The town is dominated by the 13th century Agia Mavra fortress, reinforced by the Venetians but today only a shadow of its former self having suffered greatly from earthquake tremors.
It was an earthquake in 1948 that brought extensive rebuilding in a wide variety of architectural styles with many houses having brightly painted upper floors of built of wood.
The main shopping street of Lefkada is pedestrianised and runs from the central square to the port with plenty of tavernas and bars clustered near the harbour end.
The large harbour is well sheltered and a newly built marina has around 600 berths. Beyond the marina lies a huge lagoon and beyond that lies the beach area to the north-west.
The beach strip is mainly pebble and shingle, stretching for several kilometres, with Agios Ioannis and Yira beaches the best with shingle and sand backed by low dunes and windmills.

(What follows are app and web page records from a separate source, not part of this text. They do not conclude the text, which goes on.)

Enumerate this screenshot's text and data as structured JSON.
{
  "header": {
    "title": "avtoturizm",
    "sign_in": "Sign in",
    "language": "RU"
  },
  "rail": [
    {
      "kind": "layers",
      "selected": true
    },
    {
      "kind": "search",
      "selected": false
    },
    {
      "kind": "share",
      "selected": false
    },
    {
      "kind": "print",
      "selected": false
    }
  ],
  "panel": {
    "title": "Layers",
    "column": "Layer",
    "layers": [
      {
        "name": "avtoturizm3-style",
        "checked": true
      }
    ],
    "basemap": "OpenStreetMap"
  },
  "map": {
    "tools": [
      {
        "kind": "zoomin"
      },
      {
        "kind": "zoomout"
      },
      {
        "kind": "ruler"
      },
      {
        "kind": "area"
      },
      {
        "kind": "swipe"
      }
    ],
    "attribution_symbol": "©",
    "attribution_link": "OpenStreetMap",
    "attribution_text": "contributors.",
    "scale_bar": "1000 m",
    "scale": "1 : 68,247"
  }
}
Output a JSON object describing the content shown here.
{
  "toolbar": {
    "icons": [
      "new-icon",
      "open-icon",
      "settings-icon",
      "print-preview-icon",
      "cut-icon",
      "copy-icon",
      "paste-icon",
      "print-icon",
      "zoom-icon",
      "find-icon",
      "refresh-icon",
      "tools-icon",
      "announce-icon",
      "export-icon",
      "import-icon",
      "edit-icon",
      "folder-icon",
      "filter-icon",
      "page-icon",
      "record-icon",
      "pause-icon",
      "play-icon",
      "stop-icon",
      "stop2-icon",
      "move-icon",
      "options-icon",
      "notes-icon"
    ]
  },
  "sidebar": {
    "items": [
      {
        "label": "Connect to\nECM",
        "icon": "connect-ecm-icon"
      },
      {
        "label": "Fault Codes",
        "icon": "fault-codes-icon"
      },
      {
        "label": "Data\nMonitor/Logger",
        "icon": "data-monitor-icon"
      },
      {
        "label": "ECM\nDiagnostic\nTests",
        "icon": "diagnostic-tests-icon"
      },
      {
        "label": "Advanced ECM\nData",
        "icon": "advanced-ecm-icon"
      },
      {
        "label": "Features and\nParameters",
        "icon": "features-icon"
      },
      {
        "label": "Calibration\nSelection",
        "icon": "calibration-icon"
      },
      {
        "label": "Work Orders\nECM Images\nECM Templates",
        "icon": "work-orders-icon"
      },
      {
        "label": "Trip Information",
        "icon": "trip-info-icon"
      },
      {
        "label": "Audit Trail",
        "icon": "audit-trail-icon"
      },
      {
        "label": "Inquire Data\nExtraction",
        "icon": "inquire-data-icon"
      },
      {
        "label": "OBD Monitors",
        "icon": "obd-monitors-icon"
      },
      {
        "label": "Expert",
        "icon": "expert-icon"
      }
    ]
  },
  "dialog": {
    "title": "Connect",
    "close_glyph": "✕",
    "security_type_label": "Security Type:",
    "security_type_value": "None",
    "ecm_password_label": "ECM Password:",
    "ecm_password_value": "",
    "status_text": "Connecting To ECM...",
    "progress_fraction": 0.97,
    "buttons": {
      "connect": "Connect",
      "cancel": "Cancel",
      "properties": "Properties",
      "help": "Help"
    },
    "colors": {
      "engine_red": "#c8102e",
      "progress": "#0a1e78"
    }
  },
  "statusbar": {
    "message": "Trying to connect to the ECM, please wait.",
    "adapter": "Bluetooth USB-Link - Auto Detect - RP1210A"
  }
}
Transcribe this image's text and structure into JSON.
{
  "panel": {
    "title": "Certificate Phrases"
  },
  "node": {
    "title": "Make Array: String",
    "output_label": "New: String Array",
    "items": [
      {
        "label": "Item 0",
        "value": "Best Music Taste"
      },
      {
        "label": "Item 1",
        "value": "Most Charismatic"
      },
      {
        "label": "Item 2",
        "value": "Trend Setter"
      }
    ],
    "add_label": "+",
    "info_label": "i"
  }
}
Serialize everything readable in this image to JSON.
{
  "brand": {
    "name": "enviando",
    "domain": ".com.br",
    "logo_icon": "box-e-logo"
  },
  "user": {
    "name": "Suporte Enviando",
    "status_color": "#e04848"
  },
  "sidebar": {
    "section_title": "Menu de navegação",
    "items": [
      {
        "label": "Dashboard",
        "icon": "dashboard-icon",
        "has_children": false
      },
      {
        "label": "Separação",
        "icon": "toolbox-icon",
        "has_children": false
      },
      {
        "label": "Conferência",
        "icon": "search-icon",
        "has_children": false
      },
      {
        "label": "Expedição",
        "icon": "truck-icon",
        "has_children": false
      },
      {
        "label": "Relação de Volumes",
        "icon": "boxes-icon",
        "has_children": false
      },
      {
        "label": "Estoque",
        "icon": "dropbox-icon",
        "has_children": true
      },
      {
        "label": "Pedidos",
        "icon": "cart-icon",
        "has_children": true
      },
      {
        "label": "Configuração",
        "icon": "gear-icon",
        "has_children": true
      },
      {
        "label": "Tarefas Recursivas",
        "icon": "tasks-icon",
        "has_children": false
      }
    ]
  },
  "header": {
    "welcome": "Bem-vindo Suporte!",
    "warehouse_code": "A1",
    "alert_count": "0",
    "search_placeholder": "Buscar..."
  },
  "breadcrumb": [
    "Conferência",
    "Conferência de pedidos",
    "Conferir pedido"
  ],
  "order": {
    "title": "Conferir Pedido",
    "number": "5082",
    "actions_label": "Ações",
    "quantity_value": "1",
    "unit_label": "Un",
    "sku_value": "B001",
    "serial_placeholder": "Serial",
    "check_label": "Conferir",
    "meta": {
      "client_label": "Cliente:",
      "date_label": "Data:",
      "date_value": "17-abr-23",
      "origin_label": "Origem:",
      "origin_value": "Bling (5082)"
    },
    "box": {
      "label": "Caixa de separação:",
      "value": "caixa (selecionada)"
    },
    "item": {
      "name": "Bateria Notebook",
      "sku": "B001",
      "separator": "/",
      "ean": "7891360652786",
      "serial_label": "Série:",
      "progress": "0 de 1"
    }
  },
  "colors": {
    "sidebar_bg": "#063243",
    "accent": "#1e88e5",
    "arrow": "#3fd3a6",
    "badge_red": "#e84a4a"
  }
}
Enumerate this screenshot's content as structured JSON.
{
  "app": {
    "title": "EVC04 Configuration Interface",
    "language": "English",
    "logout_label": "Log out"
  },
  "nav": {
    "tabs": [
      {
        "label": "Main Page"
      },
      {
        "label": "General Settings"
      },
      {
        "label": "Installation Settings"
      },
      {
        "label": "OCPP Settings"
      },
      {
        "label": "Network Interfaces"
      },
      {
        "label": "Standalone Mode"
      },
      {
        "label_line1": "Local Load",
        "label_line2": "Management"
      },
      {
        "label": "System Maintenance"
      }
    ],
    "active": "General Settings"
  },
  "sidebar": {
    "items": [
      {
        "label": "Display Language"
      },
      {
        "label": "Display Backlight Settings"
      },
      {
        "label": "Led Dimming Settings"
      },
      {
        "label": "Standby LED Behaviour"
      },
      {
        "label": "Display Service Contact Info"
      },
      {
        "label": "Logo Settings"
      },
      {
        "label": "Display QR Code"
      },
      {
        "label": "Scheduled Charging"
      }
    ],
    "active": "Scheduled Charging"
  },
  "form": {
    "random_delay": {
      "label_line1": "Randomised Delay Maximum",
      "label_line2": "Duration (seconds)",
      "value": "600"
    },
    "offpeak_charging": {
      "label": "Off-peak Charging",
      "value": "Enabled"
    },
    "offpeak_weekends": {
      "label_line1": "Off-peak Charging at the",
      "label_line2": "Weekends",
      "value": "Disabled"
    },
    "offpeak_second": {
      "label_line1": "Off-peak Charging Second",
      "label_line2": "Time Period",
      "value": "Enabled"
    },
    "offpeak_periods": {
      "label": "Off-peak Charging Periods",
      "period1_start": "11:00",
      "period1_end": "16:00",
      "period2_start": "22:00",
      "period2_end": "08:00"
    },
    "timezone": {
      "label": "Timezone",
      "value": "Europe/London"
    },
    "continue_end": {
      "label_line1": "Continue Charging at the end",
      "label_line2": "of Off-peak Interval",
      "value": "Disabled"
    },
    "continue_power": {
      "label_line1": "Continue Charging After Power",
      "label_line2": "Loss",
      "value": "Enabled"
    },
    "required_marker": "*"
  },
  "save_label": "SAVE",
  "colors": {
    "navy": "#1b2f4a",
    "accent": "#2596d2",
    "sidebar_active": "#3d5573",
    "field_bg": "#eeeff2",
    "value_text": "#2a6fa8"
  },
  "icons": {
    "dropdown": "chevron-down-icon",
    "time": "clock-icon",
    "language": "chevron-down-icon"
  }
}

Conditions here are ideal for windsurfers and several clubs are based on the exposed coast. Kastro beach is popular with the locals while Amoglosa beach is a long strip of sand near the lighthouse.
Lefkas Town is noted for its cultural events with an arts festival in August, a good archaeological museum and several fine churches.